_Assignment_. Collect every line below that contains the word "profe".

_Records from a data collection_.
------------------------------------------------------------
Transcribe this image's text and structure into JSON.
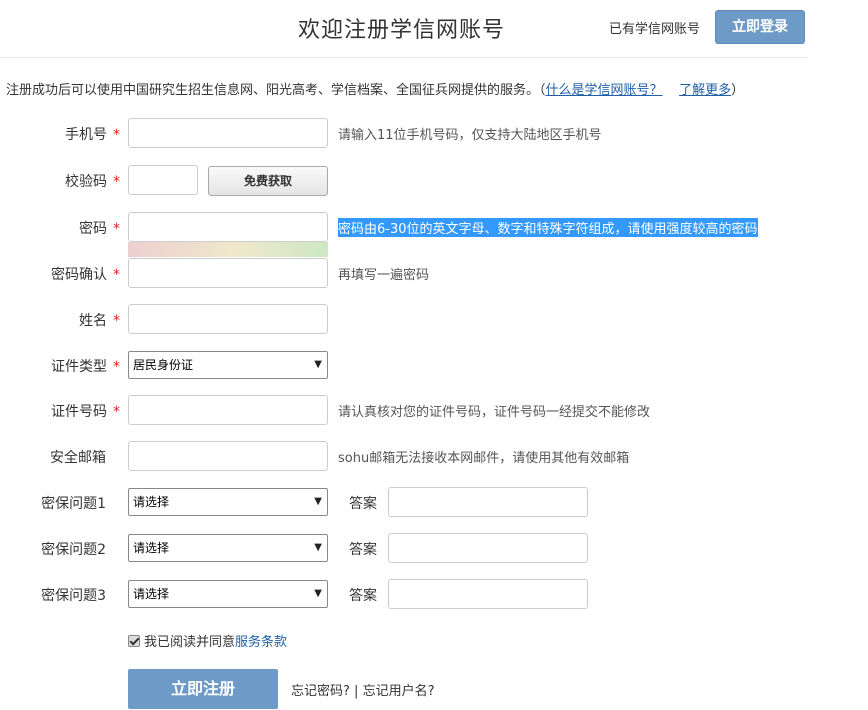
{
  "header": {
    "title": "欢迎注册学信网账号",
    "has_account": "已有学信网账号",
    "login_label": "立即登录"
  },
  "intro": {
    "text": "注册成功后可以使用中国研究生招生信息网、阳光高考、学信档案、全国征兵网提供的服务。（",
    "link_what": "什么是学信网账号？",
    "link_more": "了解更多",
    "close_paren": "）"
  },
  "form": {
    "phone": {
      "label": "手机号",
      "hint": "请输入11位手机号码，仅支持大陆地区手机号"
    },
    "code": {
      "label": "校验码",
      "button": "免费获取"
    },
    "password": {
      "label": "密码",
      "hint": "密码由6-30位的英文字母、数字和特殊字符组成，请使用强度较高的密码"
    },
    "password_confirm": {
      "label": "密码确认",
      "hint": "再填写一遍密码"
    },
    "name": {
      "label": "姓名"
    },
    "id_type": {
      "label": "证件类型",
      "selected": "居民身份证"
    },
    "id_number": {
      "label": "证件号码",
      "hint": "请认真核对您的证件号码，证件号码一经提交不能修改"
    },
    "email": {
      "label": "安全邮箱",
      "hint": "sohu邮箱无法接收本网邮件，请使用其他有效邮箱"
    },
    "questions": [
      {
        "label": "密保问题1",
        "selected": "请选择",
        "answer_label": "答案"
      },
      {
        "label": "密保问题2",
        "selected": "请选择",
        "answer_label": "答案"
      },
      {
        "label": "密保问题3",
        "selected": "请选择",
        "answer_label": "答案"
      }
    ],
    "required_mark": "*"
  },
  "agree": {
    "text": "我已阅读并同意",
    "link": "服务条款"
  },
  "register_label": "立即注册",
  "forgot": {
    "password": "忘记密码?",
    "separator": " | ",
    "username": "忘记用户名?"
  },
  "colors": {
    "primary": "#6d9ac7",
    "required": "#dd2222",
    "link": "#1e5fa8"
  }
}
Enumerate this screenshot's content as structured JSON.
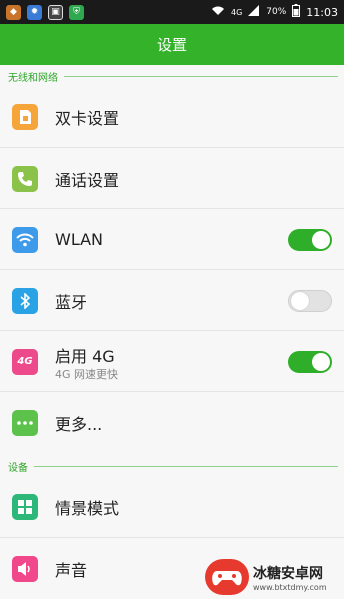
{
  "status_bar": {
    "time": "11:03",
    "battery": "70%",
    "network": "4G",
    "icons": [
      "notification-icon-1",
      "notification-icon-2",
      "screenshot-icon",
      "security-icon"
    ]
  },
  "header": {
    "title": "设置"
  },
  "sections": [
    {
      "title": "无线和网络",
      "items": [
        {
          "label": "双卡设置",
          "icon": "dual-sim-icon",
          "color": "#f5a53a"
        },
        {
          "label": "通话设置",
          "icon": "phone-icon",
          "color": "#8bc34a"
        },
        {
          "label": "WLAN",
          "icon": "wifi-icon",
          "color": "#3d9be9",
          "toggle": "on"
        },
        {
          "label": "蓝牙",
          "icon": "bluetooth-icon",
          "color": "#29a3e6",
          "toggle": "off"
        },
        {
          "label": "启用 4G",
          "sublabel": "4G 网速更快",
          "icon": "4g-icon",
          "color": "#ec4a8a",
          "toggle": "on"
        },
        {
          "label": "更多...",
          "icon": "more-icon",
          "color": "#5cc24c"
        }
      ]
    },
    {
      "title": "设备",
      "items": [
        {
          "label": "情景模式",
          "icon": "profile-mode-icon",
          "color": "#2db87a"
        },
        {
          "label": "声音",
          "icon": "sound-icon",
          "color": "#f0488a"
        }
      ]
    }
  ],
  "watermark": {
    "title": "冰糖安卓网",
    "url": "www.btxtdmy.com"
  }
}
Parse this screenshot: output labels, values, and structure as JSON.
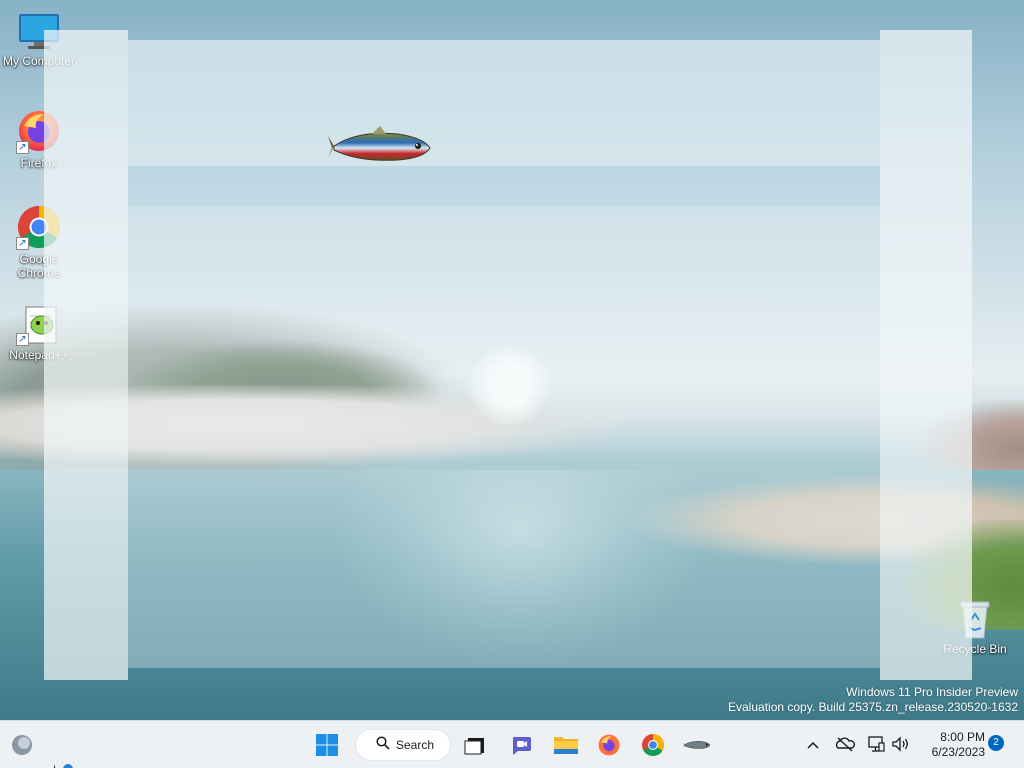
{
  "desktop": {
    "icons": [
      {
        "label": "My Computer",
        "icon": "monitor-icon"
      },
      {
        "label": "Firefox",
        "icon": "firefox-icon"
      },
      {
        "label": "Google Chrome",
        "icon": "chrome-icon"
      },
      {
        "label": "Notepad++",
        "icon": "notepadpp-icon"
      },
      {
        "label": "Recycle Bin",
        "icon": "recycle-bin-icon"
      }
    ],
    "watermark": {
      "line1": "Windows 11 Pro Insider Preview",
      "line2": "Evaluation copy. Build 25375.zn_release.230520-1632"
    }
  },
  "taskbar": {
    "search_label": "Search",
    "apps": [
      "start-icon",
      "search-icon",
      "task-view-icon",
      "chat-icon",
      "file-explorer-icon",
      "firefox-icon",
      "chrome-icon",
      "fish-app-icon"
    ],
    "tray": {
      "icons": [
        "chevron-up-icon",
        "onedrive-icon",
        "network-icon",
        "volume-icon"
      ],
      "time": "8:00 PM",
      "date": "6/23/2023",
      "notification_count": "2"
    }
  },
  "colors": {
    "accent": "#0067c0",
    "taskbar_bg": "#eef1f4"
  }
}
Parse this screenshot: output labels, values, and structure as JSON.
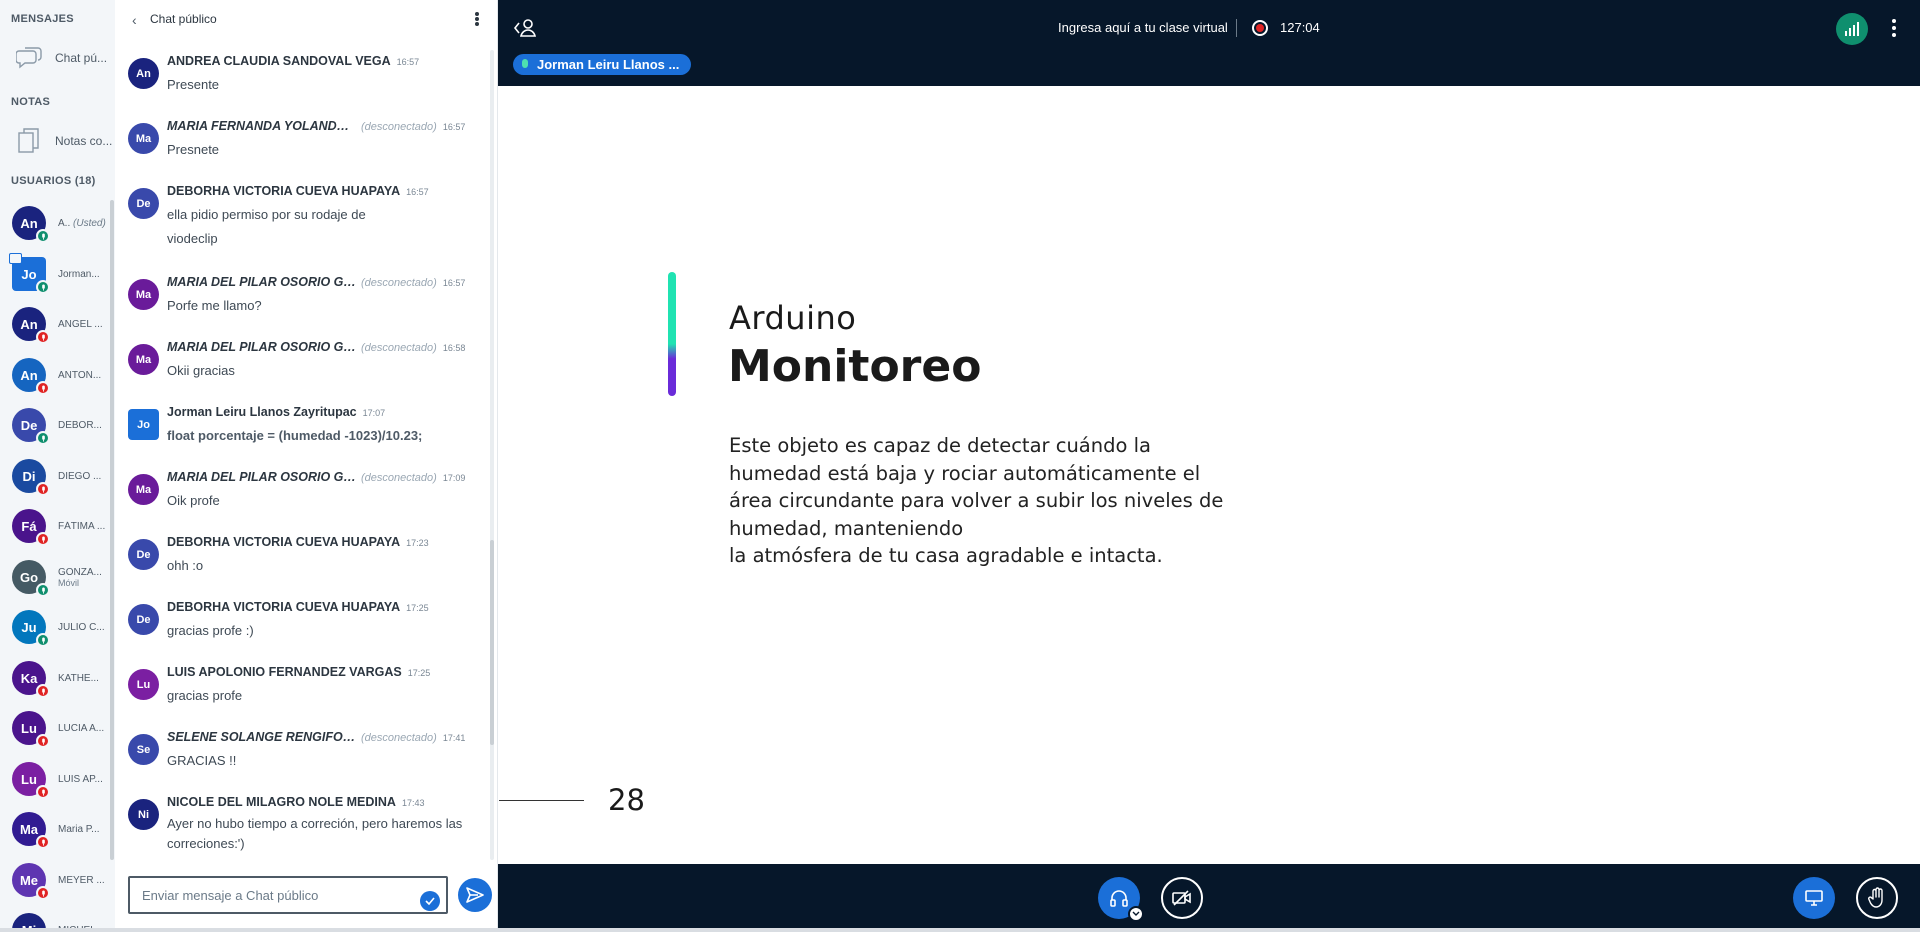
{
  "sidebar": {
    "messages_title": "MENSAJES",
    "public_chat_label": "Chat pú...",
    "notes_title": "NOTAS",
    "notes_label": "Notas co...",
    "users_title": "USUARIOS (18)",
    "users": [
      {
        "initials": "An",
        "name": "A..",
        "tag": "(Usted)",
        "color": "#1a237e",
        "status": "on"
      },
      {
        "initials": "Jo",
        "name": "Jorman...",
        "color": "#1b6fd8",
        "status": "on"
      },
      {
        "initials": "An",
        "name": "ANGEL ...",
        "color": "#1a237e",
        "status": "off"
      },
      {
        "initials": "An",
        "name": "ANTON...",
        "color": "#1565c0",
        "status": "off"
      },
      {
        "initials": "De",
        "name": "DEBOR...",
        "color": "#3949ab",
        "status": "on"
      },
      {
        "initials": "Di",
        "name": "DIEGO ...",
        "color": "#1a4aa0",
        "status": "off"
      },
      {
        "initials": "Fá",
        "name": "FÁTIMA ...",
        "color": "#4a148c",
        "status": "off"
      },
      {
        "initials": "Go",
        "name": "GONZA...",
        "sub": "Móvil",
        "color": "#455a64",
        "status": "on"
      },
      {
        "initials": "Ju",
        "name": "JULIO C...",
        "color": "#0277bd",
        "status": "on"
      },
      {
        "initials": "Ka",
        "name": "KATHE...",
        "color": "#4a148c",
        "status": "off"
      },
      {
        "initials": "Lu",
        "name": "LUCIA A...",
        "color": "#4a148c",
        "status": "off"
      },
      {
        "initials": "Lu",
        "name": "LUIS AP...",
        "color": "#7b1fa2",
        "status": "off"
      },
      {
        "initials": "Ma",
        "name": "Maria P...",
        "color": "#311b92",
        "status": "off"
      },
      {
        "initials": "Me",
        "name": "MEYER ...",
        "color": "#5e35b1",
        "status": "off"
      },
      {
        "initials": "Mi",
        "name": "MICHEL...",
        "color": "#1a237e",
        "status": "off"
      }
    ]
  },
  "chat": {
    "title": "Chat público",
    "disconnected_label": "(desconectado)",
    "input_placeholder": "Enviar mensaje a Chat público",
    "messages": [
      {
        "initials": "An",
        "color": "#1a237e",
        "name": "ANDREA CLAUDIA SANDOVAL VEGA",
        "time": "16:57",
        "text": "Presente",
        "offline": false
      },
      {
        "initials": "Ma",
        "color": "#3949ab",
        "name": "MARIA FERNANDA YOLANDA T...",
        "time": "16:57",
        "text": "Presnete",
        "offline": true
      },
      {
        "initials": "De",
        "color": "#3949ab",
        "name": "DEBORHA VICTORIA CUEVA HUAPAYA",
        "time": "16:57",
        "text": "ella pidio permiso por su rodaje de viodeclip",
        "offline": false
      },
      {
        "initials": "Ma",
        "color": "#6a1b9a",
        "name": "MARIA DEL PILAR OSORIO GAL...",
        "time": "16:57",
        "text": "Porfe me llamo?",
        "offline": true
      },
      {
        "initials": "Ma",
        "color": "#6a1b9a",
        "name": "MARIA DEL PILAR OSORIO GAL...",
        "time": "16:58",
        "text": "Okii gracias",
        "offline": true
      },
      {
        "initials": "Jo",
        "color": "#1b6fd8",
        "name": "Jorman Leiru Llanos Zayritupac",
        "time": "17:07",
        "text": "float porcentaje = (humedad -1023)/10.23;",
        "offline": false
      },
      {
        "initials": "Ma",
        "color": "#6a1b9a",
        "name": "MARIA DEL PILAR OSORIO GAL...",
        "time": "17:09",
        "text": "Oik profe",
        "offline": true
      },
      {
        "initials": "De",
        "color": "#3949ab",
        "name": "DEBORHA VICTORIA CUEVA HUAPAYA",
        "time": "17:23",
        "text": "ohh :o",
        "offline": false
      },
      {
        "initials": "De",
        "color": "#3949ab",
        "name": "DEBORHA VICTORIA CUEVA HUAPAYA",
        "time": "17:25",
        "text": "gracias profe :)",
        "offline": false
      },
      {
        "initials": "Lu",
        "color": "#7b1fa2",
        "name": "LUIS APOLONIO FERNANDEZ VARGAS",
        "time": "17:25",
        "text": "gracias profe",
        "offline": false
      },
      {
        "initials": "Se",
        "color": "#3949ab",
        "name": "SELENE SOLANGE RENGIFO R...",
        "time": "17:41",
        "text": "GRACIAS !!",
        "offline": true
      },
      {
        "initials": "Ni",
        "color": "#1a237e",
        "name": "NICOLE DEL MILAGRO NOLE MEDINA",
        "time": "17:43",
        "text": "Ayer no hubo tiempo a correción, pero haremos las correciones:')",
        "offline": false
      }
    ]
  },
  "navbar": {
    "meeting_title": "Ingresa aquí a tu clase virtual",
    "recording_time": "127:04",
    "talking_user": "Jorman Leiru Llanos ..."
  },
  "slide": {
    "subtitle": "Arduino",
    "title": "Monitoreo",
    "body_lines": [
      "Este objeto es capaz de detectar cuándo la",
      "humedad está baja y rociar automáticamente el",
      "área circundante para volver a subir los niveles de",
      "humedad, manteniendo",
      "la atmósfera de tu casa agradable e intacta."
    ],
    "page_number": "28"
  },
  "colors": {
    "navbar_bg": "#06172a",
    "primary_blue": "#1b6fd8",
    "connection_green": "#0f8f6e",
    "muted_red": "#e02424",
    "accent_teal": "#20e3b2",
    "accent_purple": "#6a2bd9"
  },
  "icons": {
    "public_chat": "chat-bubble-icon",
    "notes": "notes-icon",
    "leave": "user-back-icon",
    "record": "record-icon",
    "connection": "signal-bars-icon",
    "audio": "headphones-icon",
    "video": "video-off-icon",
    "screen": "screen-share-icon",
    "hand": "raise-hand-icon",
    "send": "send-icon"
  }
}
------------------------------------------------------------
_Output of the exercise_.
        "text": "Oik profe",
        "text": "gracias profe :)",
        "text": "gracias profe",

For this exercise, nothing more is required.